The event has been held by the Heritage Society annually for the last decade, said Georgia Calhoun, the lifelong resident of Choccolocco who founded the organization in 1985.
The purpose of the festival, Calhoun said, is to spread “culture, education and entertainment” in an area rich with history.
Antebellum homes built more than 100 years ago dot the pastoral landscape. The Downing Mill – now a residence – was built in 1839 and served as the areas grist mill.
“We have a lot of history, and we’re trying to preserve it,” Calhoun said.
The waters of Choccolocco Creek and of Caffey Pond hold a special place in the community’s history, Calhoun said.
“That’s where everybody learned to swim, and everybody was baptized,” she said.
The farmers who tended the land in the area decades ago kept the creek clean because they needed the water for their crops, Calhoun explained. Today there are fewer farms in the community and the creek has suffered, she said.
Christy Claes, coordinator for the Choccolocco Creek Watershed Alliance, spent Saturday handing out flyers and talking with festival visitors about the importance of protecting and preserving the Choccolocco Creek watershed.
Claes said the alliance organizes regular cleanups on some areas of the creek, and the group plans to add another in the Choccolocco community in the coming months.
Once set, information on the cleanup will be posted to the organization’s website, Cleas said.

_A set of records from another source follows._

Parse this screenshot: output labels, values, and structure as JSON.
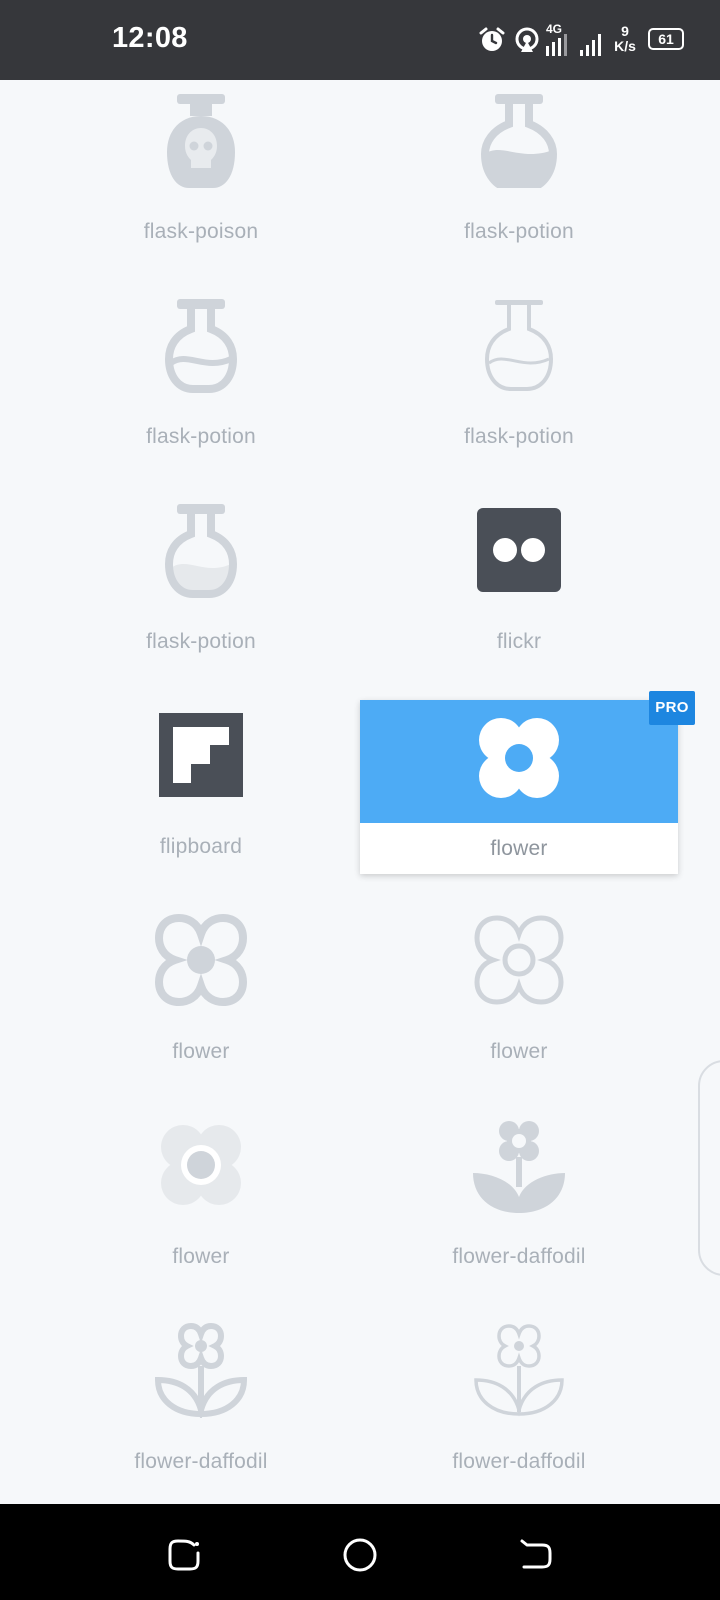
{
  "status_bar": {
    "time": "12:08",
    "network_type": "4G",
    "net_speed_value": "9",
    "net_speed_unit": "K/s",
    "battery": "61"
  },
  "icons": [
    {
      "label": "flask-poison",
      "icon": "flask-poison-icon"
    },
    {
      "label": "flask-potion",
      "icon": "flask-potion-icon"
    },
    {
      "label": "flask-potion",
      "icon": "flask-potion-outline-icon"
    },
    {
      "label": "flask-potion",
      "icon": "flask-potion-thin-icon"
    },
    {
      "label": "flask-potion",
      "icon": "flask-potion-duotone-icon"
    },
    {
      "label": "flickr",
      "icon": "flickr-icon"
    },
    {
      "label": "flipboard",
      "icon": "flipboard-icon"
    },
    {
      "label": "flower",
      "icon": "flower-icon",
      "selected": true,
      "badge": "PRO"
    },
    {
      "label": "flower",
      "icon": "flower-outline-icon"
    },
    {
      "label": "flower",
      "icon": "flower-thin-icon"
    },
    {
      "label": "flower",
      "icon": "flower-duotone-icon"
    },
    {
      "label": "flower-daffodil",
      "icon": "flower-daffodil-icon"
    },
    {
      "label": "flower-daffodil",
      "icon": "flower-daffodil-outline-icon"
    },
    {
      "label": "flower-daffodil",
      "icon": "flower-daffodil-thin-icon"
    }
  ],
  "colors": {
    "icon_gray": "#cfd4da",
    "icon_light": "#e6e9ec",
    "brand_dark": "#4a4f57",
    "selected_bg": "#4dabf5",
    "pro_badge": "#1d86e0"
  },
  "nav": {
    "recent": "recent-apps-icon",
    "home": "home-icon",
    "back": "back-icon"
  }
}
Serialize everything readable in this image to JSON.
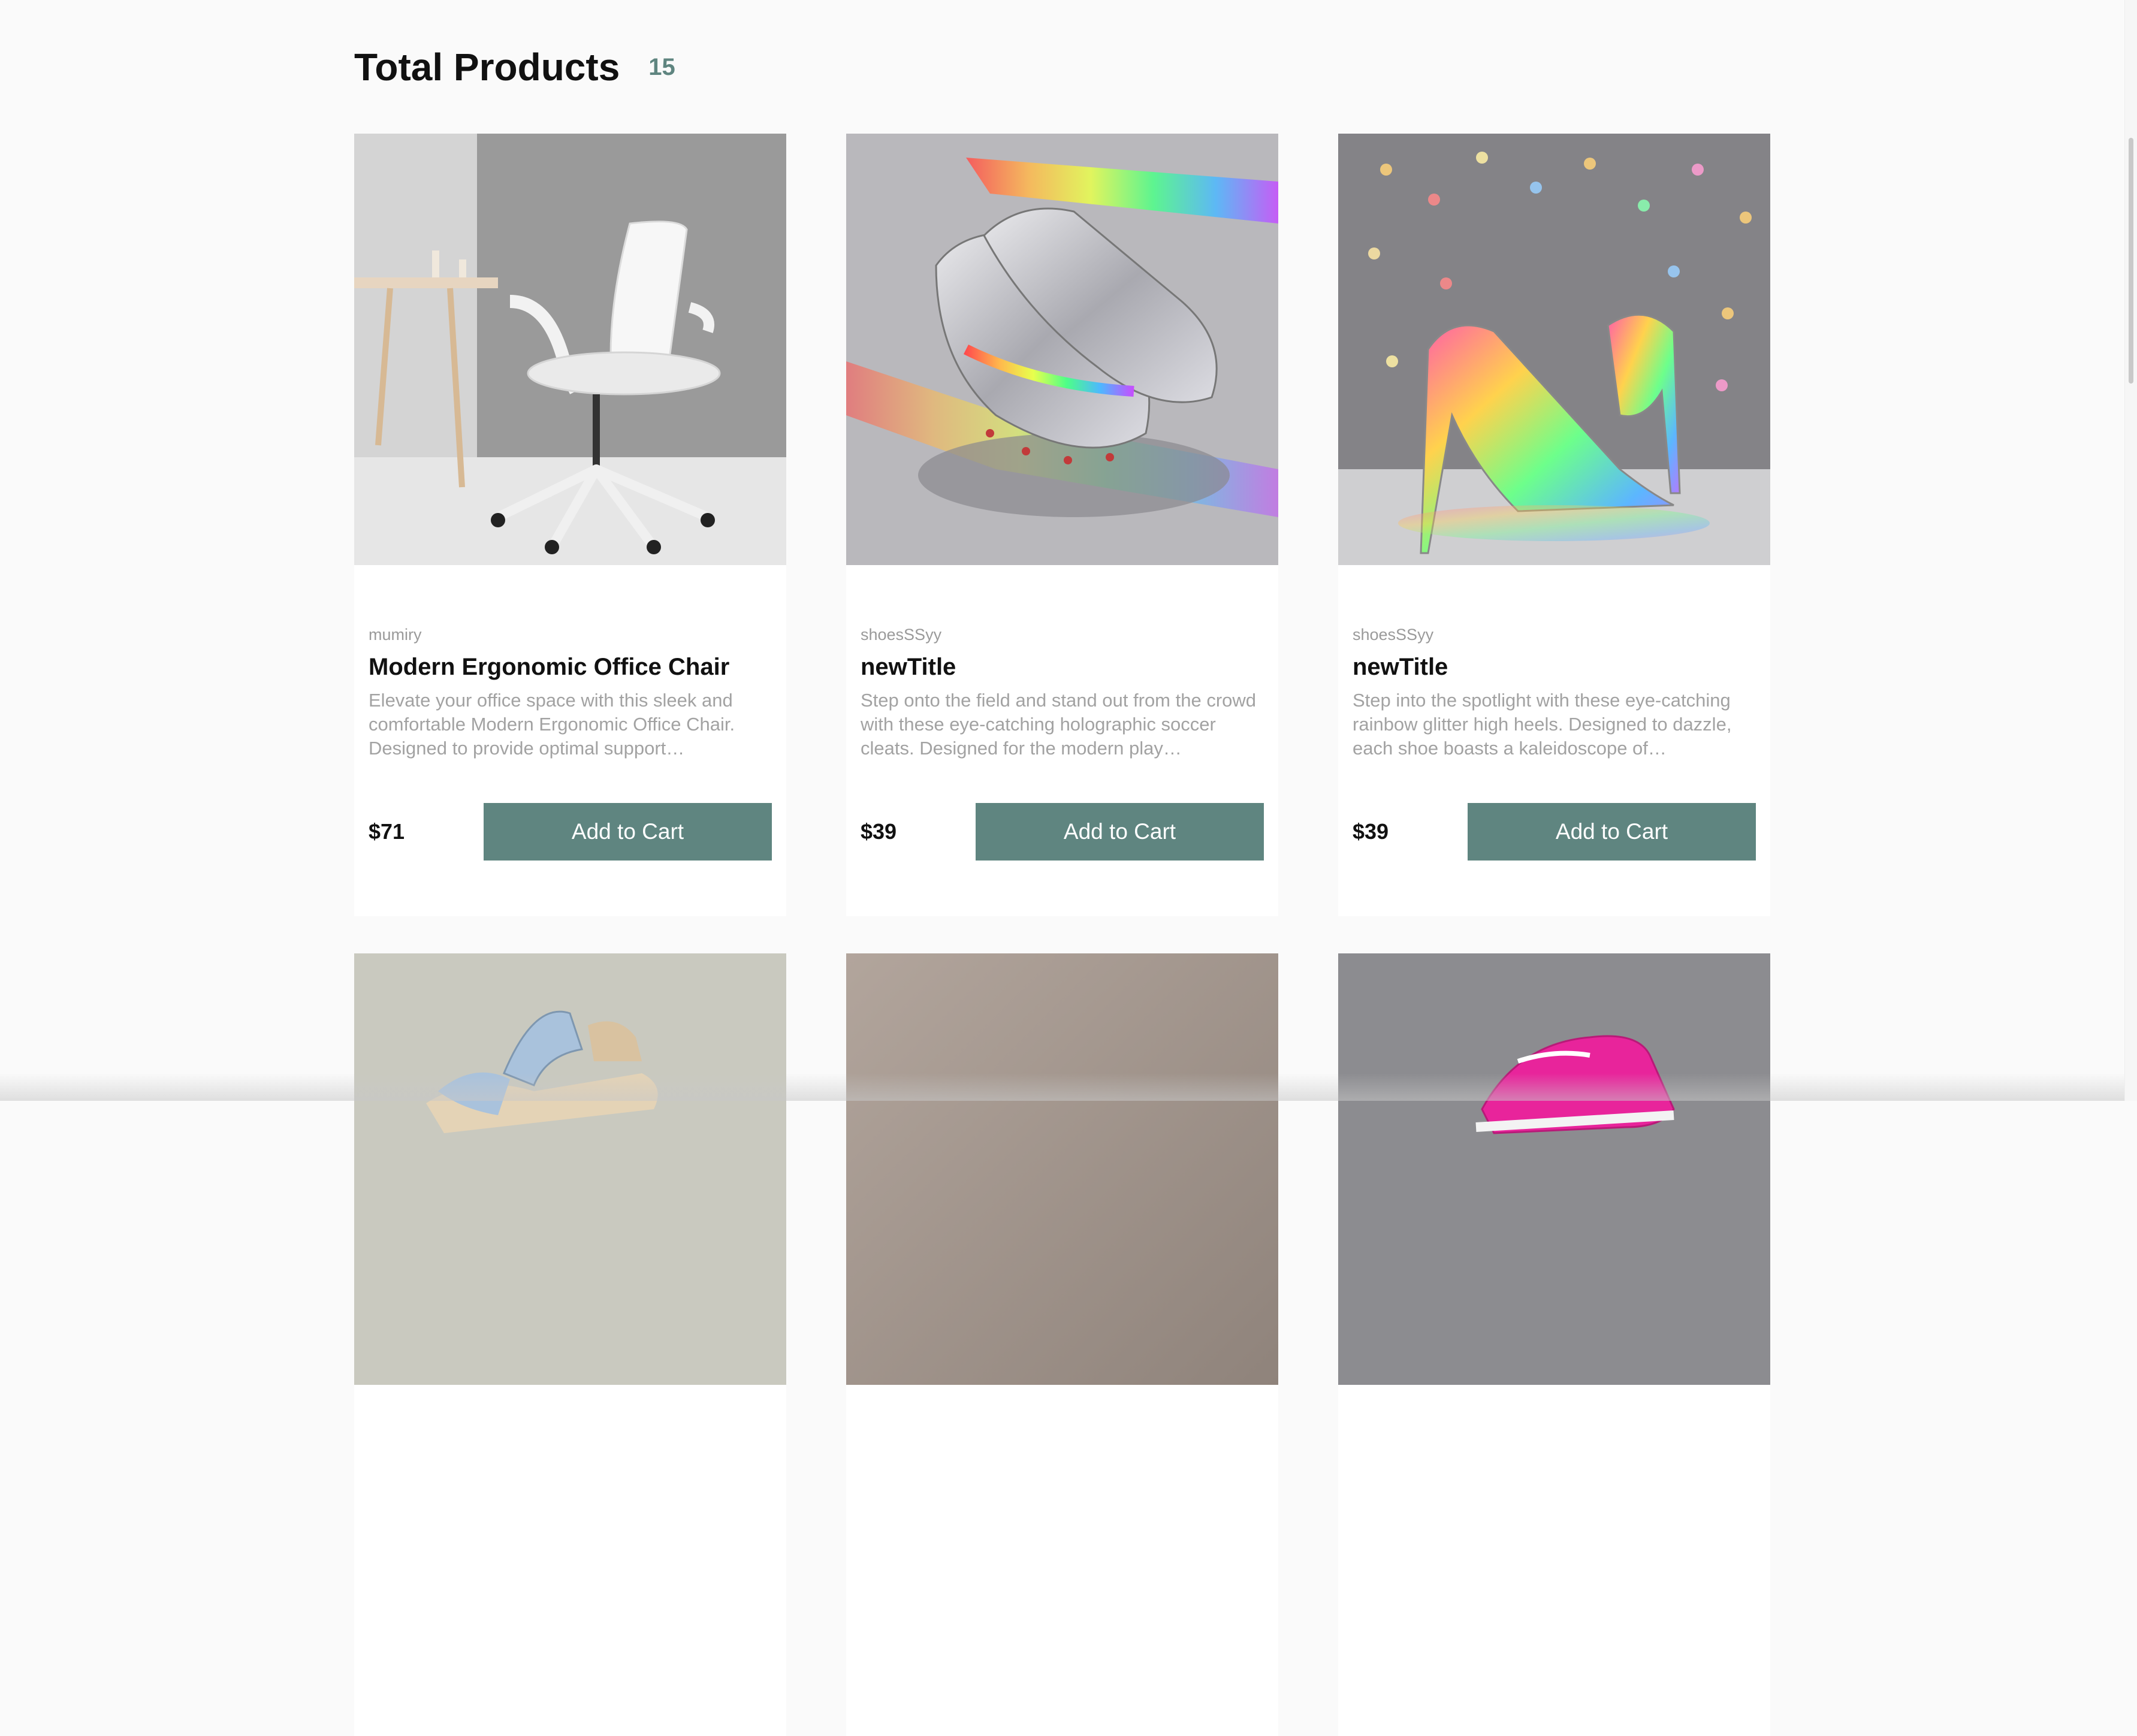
{
  "header": {
    "title": "Total Products",
    "count": "15"
  },
  "products": [
    {
      "brand": "mumiry",
      "title": "Modern Ergonomic Office Chair",
      "description": "Elevate your office space with this sleek and comfortable Modern Ergonomic Office Chair. Designed to provide optimal support…",
      "price": "$71",
      "button": "Add to Cart",
      "image": "office-chair"
    },
    {
      "brand": "shoesSSyy",
      "title": "newTitle",
      "description": "Step onto the field and stand out from the crowd with these eye-catching holographic soccer cleats. Designed for the modern play…",
      "price": "$39",
      "button": "Add to Cart",
      "image": "holographic-cleats"
    },
    {
      "brand": "shoesSSyy",
      "title": "newTitle",
      "description": "Step into the spotlight with these eye-catching rainbow glitter high heels. Designed to dazzle, each shoe boasts a kaleidoscope of…",
      "price": "$39",
      "button": "Add to Cart",
      "image": "glitter-heels"
    },
    {
      "image": "denim-sandal"
    },
    {
      "image": "taupe-product"
    },
    {
      "image": "pink-sneaker"
    }
  ],
  "colors": {
    "accent": "#5f8580",
    "background": "#fafafa"
  }
}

Visit the Choccolocco Creek Watershed Alliance at www.choccoloccocreekalliance.org.
Staff writer Eddie Burkhalter: 256-235-3563. On Twitter @Burkhalter_Star.